## Data about app and page elements
◆ ◆ ◆ ◆ ◆ ◆ ◆

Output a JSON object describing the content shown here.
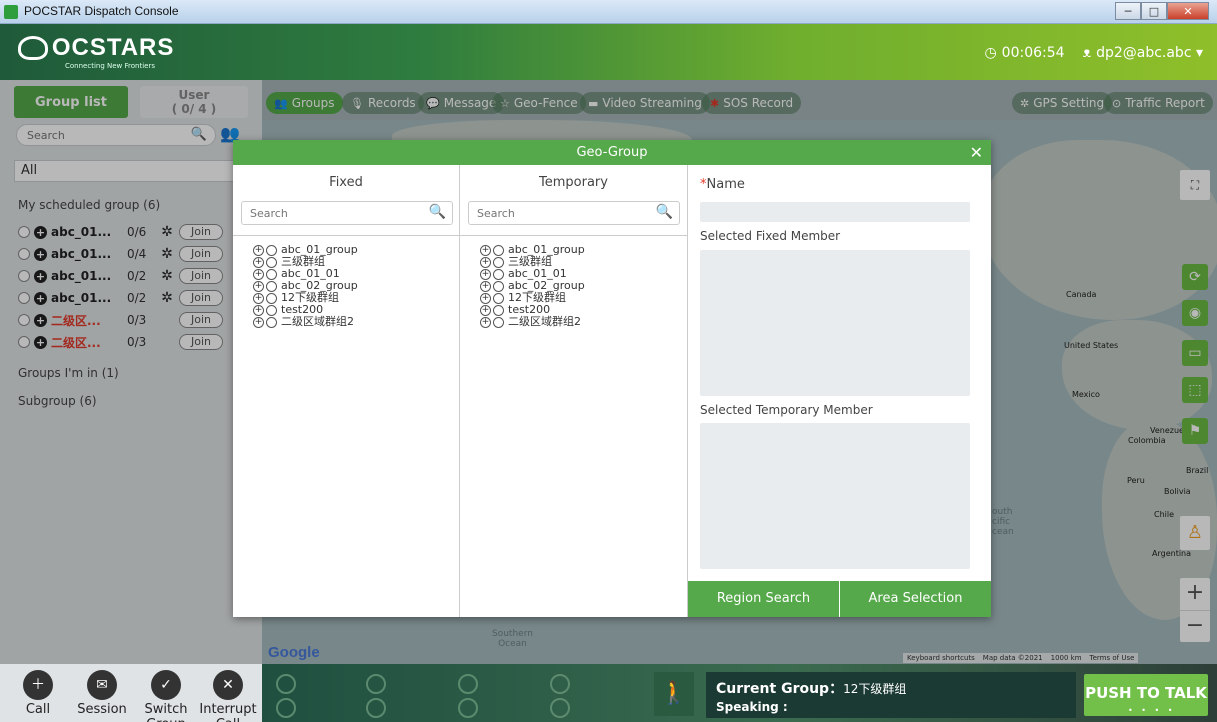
{
  "window": {
    "title": "POCSTAR Dispatch Console",
    "min": "─",
    "max": "□",
    "close": "✕"
  },
  "header": {
    "brand": "OCSTARS",
    "tagline": "Connecting New Frontiers",
    "timer": "00:06:54",
    "timer_icon": "clock-icon",
    "user": "dp2@abc.abc ▾",
    "user_icon": "person-icon"
  },
  "left": {
    "tab_group": "Group list",
    "tab_user_line1": "User",
    "tab_user_line2": "( 0/ 4 )",
    "search_placeholder": "Search",
    "filter": "All",
    "scheduled_label": "My scheduled group (6)",
    "groups": [
      {
        "name": "abc_01...",
        "count": "0/6",
        "has_gear": true,
        "red": false,
        "join": "Join"
      },
      {
        "name": "abc_01...",
        "count": "0/4",
        "has_gear": true,
        "red": false,
        "join": "Join"
      },
      {
        "name": "abc_01...",
        "count": "0/2",
        "has_gear": true,
        "red": false,
        "join": "Join"
      },
      {
        "name": "abc_01...",
        "count": "0/2",
        "has_gear": true,
        "red": false,
        "join": "Join"
      },
      {
        "name": "二级区...",
        "count": "0/3",
        "has_gear": false,
        "red": true,
        "join": "Join"
      },
      {
        "name": "二级区...",
        "count": "0/3",
        "has_gear": false,
        "red": true,
        "join": "Join"
      }
    ],
    "groups_in_label": "Groups I'm in (1)",
    "subgroup_label": "Subgroup (6)"
  },
  "nav": {
    "items": [
      "Groups",
      "Records",
      "Message",
      "Geo-Fence",
      "Video Streaming",
      "SOS Record"
    ],
    "right_items": [
      "GPS Setting",
      "Traffic Report"
    ]
  },
  "map": {
    "labels": [
      "Canada",
      "United States",
      "Mexico",
      "Venezue",
      "Colombia",
      "Brazil",
      "Peru",
      "Bolivia",
      "Chile",
      "Argentina"
    ],
    "ocean_south": "Southern\nOcean",
    "ocean_pacific": "outh\ncific\ncean",
    "google": "Google",
    "attrib": [
      "Keyboard shortcuts",
      "Map data ©2021",
      "1000 km",
      "Terms of Use"
    ]
  },
  "modal": {
    "title": "Geo-Group",
    "close": "✕",
    "fixed_title": "Fixed",
    "temp_title": "Temporary",
    "search_placeholder": "Search",
    "fixed_items": [
      "abc_01_group",
      "三级群组",
      "abc_01_01",
      "abc_02_group",
      "12下级群组",
      "test200",
      "二级区域群组2"
    ],
    "temp_items": [
      "abc_01_group",
      "三级群组",
      "abc_01_01",
      "abc_02_group",
      "12下级群组",
      "test200",
      "二级区域群组2"
    ],
    "name_label": "Name",
    "name_required": "*",
    "name_value": "",
    "sel_fixed_label": "Selected Fixed Member",
    "sel_temp_label": "Selected Temporary Member",
    "btn_region": "Region Search",
    "btn_area": "Area Selection"
  },
  "bottom": {
    "call": "Call",
    "session": "Session",
    "switch_group": "Switch Group",
    "interrupt_call": "Interrupt Call",
    "current_group_label": "Current Group：",
    "current_group_value": "12下级群组",
    "speaking_label": "Speaking :",
    "ptt": "PUSH TO TALK",
    "ptt_dots": "• • • •"
  },
  "colors": {
    "accent": "#55a94a",
    "header_dark": "#1f5a3a",
    "alert": "#e23a2a"
  }
}
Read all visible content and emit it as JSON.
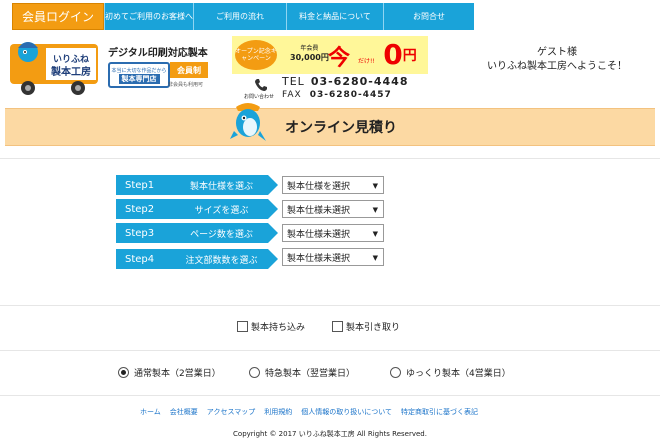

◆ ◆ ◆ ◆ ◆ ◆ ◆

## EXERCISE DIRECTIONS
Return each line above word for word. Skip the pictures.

## EXERCISE RESPONSE
Output a JSON object describing the content shown here.
{
  "window": {
    "title": "POCSTAR Dispatch Console",
    "min": "─",
    "max": "□",
    "close": "✕"
  },
  "header": {
    "brand": "OCSTARS",
    "tagline": "Connecting New Frontiers",
    "timer": "00:06:54",
    "timer_icon": "clock-icon",
    "user": "dp2@abc.abc ▾",
    "user_icon": "person-icon"
  },
  "left": {
    "tab_group": "Group list",
    "tab_user_line1": "User",
    "tab_user_line2": "( 0/ 4 )",
    "search_placeholder": "Search",
    "filter": "All",
    "scheduled_label": "My scheduled group (6)",
    "groups": [
      {
        "name": "abc_01...",
        "count": "0/6",
        "has_gear": true,
        "red": false,
        "join": "Join"
      },
      {
        "name": "abc_01...",
        "count": "0/4",
        "has_gear": true,
        "red": false,
        "join": "Join"
      },
      {
        "name": "abc_01...",
        "count": "0/2",
        "has_gear": true,
        "red": false,
        "join": "Join"
      },
      {
        "name": "abc_01...",
        "count": "0/2",
        "has_gear": true,
        "red": false,
        "join": "Join"
      },
      {
        "name": "二级区...",
        "count": "0/3",
        "has_gear": false,
        "red": true,
        "join": "Join"
      },
      {
        "name": "二级区...",
        "count": "0/3",
        "has_gear": false,
        "red": true,
        "join": "Join"
      }
    ],
    "groups_in_label": "Groups I'm in (1)",
    "subgroup_label": "Subgroup (6)"
  },
  "nav": {
    "items": [
      "Groups",
      "Records",
      "Message",
      "Geo-Fence",
      "Video Streaming",
      "SOS Record"
    ],
    "right_items": [
      "GPS Setting",
      "Traffic Report"
    ]
  },
  "map": {
    "labels": [
      "Canada",
      "United States",
      "Mexico",
      "Venezue",
      "Colombia",
      "Brazil",
      "Peru",
      "Bolivia",
      "Chile",
      "Argentina"
    ],
    "ocean_south": "Southern\nOcean",
    "ocean_pacific": "outh\ncific\ncean",
    "google": "Google",
    "attrib": [
      "Keyboard shortcuts",
      "Map data ©2021",
      "1000 km",
      "Terms of Use"
    ]
  },
  "modal": {
    "title": "Geo-Group",
    "close": "✕",
    "fixed_title": "Fixed",
    "temp_title": "Temporary",
    "search_placeholder": "Search",
    "fixed_items": [
      "abc_01_group",
      "三级群组",
      "abc_01_01",
      "abc_02_group",
      "12下级群组",
      "test200",
      "二级区域群组2"
    ],
    "temp_items": [
      "abc_01_group",
      "三级群组",
      "abc_01_01",
      "abc_02_group",
      "12下级群组",
      "test200",
      "二级区域群组2"
    ],
    "name_label": "Name",
    "name_required": "*",
    "name_value": "",
    "sel_fixed_label": "Selected Fixed Member",
    "sel_temp_label": "Selected Temporary Member",
    "btn_region": "Region Search",
    "btn_area": "Area Selection"
  },
  "bottom": {
    "call": "Call",
    "session": "Session",
    "switch_group": "Switch Group",
    "interrupt_call": "Interrupt Call",
    "current_group_label": "Current Group：",
    "current_group_value": "12下级群组",
    "speaking_label": "Speaking :",
    "ptt": "PUSH TO TALK",
    "ptt_dots": "• • • •"
  },
  "colors": {
    "accent": "#55a94a",
    "header_dark": "#1f5a3a",
    "alert": "#e23a2a"
  }
}
Read all visible content and emit it as JSON.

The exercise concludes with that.